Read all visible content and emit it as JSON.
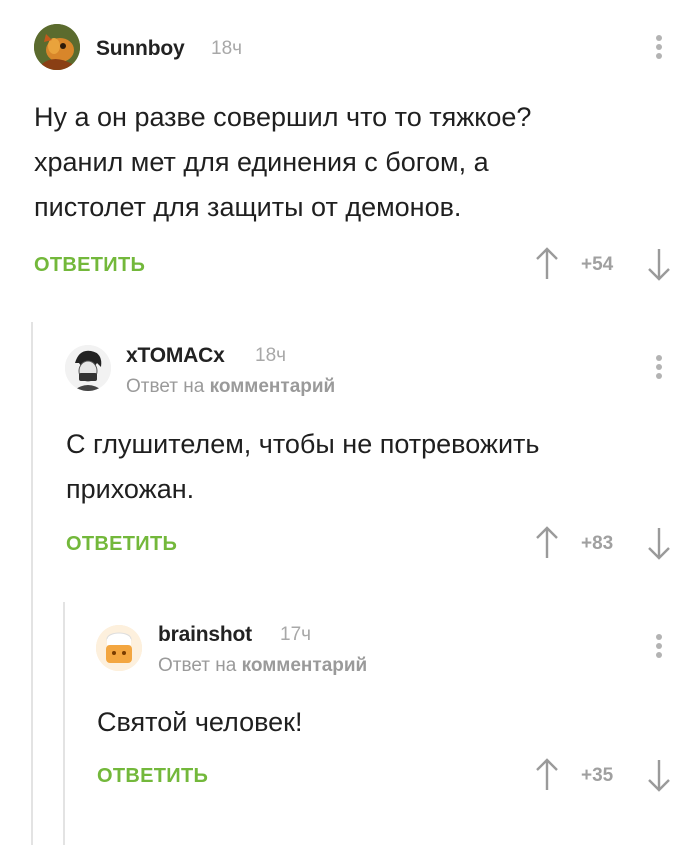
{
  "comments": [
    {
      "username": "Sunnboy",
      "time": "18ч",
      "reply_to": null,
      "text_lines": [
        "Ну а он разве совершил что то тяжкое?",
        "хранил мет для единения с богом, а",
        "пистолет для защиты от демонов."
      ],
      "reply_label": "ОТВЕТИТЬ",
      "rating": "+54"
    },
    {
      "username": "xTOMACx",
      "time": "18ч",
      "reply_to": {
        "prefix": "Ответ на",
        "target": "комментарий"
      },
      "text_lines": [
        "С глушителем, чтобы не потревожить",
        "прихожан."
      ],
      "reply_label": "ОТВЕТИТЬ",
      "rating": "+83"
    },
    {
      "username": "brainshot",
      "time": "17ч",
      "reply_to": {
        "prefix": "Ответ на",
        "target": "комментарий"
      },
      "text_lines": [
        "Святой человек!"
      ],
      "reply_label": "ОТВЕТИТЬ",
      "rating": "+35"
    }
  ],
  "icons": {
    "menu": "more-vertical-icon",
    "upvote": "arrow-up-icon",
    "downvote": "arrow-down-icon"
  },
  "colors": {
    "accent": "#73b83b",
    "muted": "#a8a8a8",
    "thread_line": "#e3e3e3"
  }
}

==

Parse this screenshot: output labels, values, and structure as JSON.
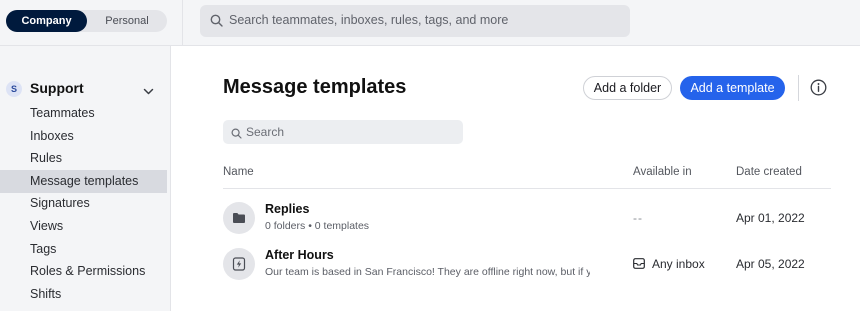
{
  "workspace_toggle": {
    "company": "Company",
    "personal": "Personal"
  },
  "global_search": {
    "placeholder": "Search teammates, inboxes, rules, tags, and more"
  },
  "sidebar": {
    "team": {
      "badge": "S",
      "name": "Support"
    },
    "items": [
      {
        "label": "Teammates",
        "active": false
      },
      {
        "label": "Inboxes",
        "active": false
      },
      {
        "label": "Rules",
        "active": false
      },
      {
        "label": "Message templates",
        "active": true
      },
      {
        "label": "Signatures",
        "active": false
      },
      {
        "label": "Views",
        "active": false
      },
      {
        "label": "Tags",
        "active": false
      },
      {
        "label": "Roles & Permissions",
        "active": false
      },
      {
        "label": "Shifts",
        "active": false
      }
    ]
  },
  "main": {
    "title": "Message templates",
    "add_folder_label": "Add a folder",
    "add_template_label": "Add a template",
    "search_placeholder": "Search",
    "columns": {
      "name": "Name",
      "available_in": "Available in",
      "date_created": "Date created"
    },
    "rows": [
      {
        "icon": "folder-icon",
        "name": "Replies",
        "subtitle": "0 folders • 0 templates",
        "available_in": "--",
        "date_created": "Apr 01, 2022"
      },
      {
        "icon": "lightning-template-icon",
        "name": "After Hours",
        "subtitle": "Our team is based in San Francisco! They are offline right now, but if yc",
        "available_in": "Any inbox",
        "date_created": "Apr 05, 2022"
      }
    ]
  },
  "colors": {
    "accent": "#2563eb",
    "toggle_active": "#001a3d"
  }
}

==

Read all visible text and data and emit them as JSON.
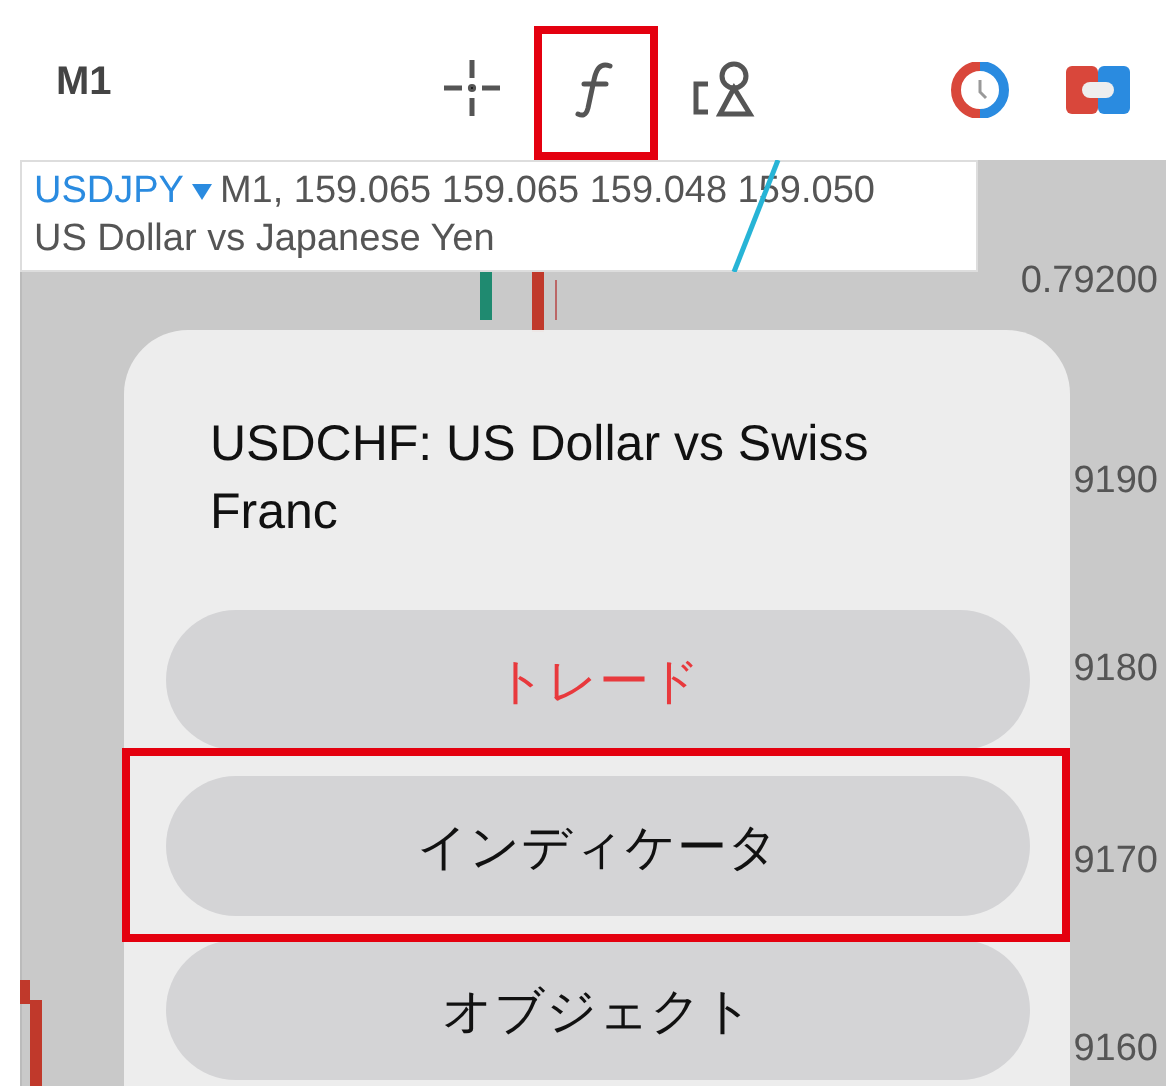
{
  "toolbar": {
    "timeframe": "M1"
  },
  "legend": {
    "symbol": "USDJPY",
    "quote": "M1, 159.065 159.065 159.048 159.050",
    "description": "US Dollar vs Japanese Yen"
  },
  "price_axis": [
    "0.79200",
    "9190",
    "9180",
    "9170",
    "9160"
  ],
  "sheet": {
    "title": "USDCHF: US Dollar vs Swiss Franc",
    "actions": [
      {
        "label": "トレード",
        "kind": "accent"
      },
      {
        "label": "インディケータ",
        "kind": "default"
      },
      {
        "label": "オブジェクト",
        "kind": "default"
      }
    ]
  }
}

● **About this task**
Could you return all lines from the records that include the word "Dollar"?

● **The answer**
    "description": "US Dollar vs Japanese Yen"
    "title": "USDCHF: US Dollar vs Swiss Franc",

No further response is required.